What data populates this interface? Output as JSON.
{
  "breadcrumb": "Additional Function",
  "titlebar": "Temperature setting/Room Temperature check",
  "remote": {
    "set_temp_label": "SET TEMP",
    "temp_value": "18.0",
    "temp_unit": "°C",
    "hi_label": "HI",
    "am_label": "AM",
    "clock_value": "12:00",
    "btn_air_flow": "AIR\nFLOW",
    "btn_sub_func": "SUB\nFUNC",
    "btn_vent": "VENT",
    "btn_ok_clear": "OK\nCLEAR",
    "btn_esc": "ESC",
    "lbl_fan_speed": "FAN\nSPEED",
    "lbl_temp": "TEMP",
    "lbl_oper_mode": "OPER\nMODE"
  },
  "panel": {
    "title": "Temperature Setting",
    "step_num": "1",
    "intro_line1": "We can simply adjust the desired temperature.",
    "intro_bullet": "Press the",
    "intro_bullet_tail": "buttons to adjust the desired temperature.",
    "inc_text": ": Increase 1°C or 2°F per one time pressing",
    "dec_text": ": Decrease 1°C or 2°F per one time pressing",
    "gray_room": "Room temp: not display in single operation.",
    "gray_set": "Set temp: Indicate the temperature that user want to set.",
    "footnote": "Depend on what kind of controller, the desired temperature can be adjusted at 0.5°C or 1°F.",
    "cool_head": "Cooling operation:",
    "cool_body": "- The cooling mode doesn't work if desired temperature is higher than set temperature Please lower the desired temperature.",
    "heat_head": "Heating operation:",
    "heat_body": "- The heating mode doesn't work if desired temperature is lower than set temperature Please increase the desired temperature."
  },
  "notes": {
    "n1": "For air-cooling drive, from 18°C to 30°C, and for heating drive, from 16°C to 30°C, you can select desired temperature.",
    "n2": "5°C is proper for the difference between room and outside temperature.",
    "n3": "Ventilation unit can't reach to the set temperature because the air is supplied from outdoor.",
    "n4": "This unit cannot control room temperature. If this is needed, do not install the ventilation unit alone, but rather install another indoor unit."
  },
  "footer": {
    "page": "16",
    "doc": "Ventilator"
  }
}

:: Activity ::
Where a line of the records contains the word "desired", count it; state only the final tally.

:: Response to the exercise ::
6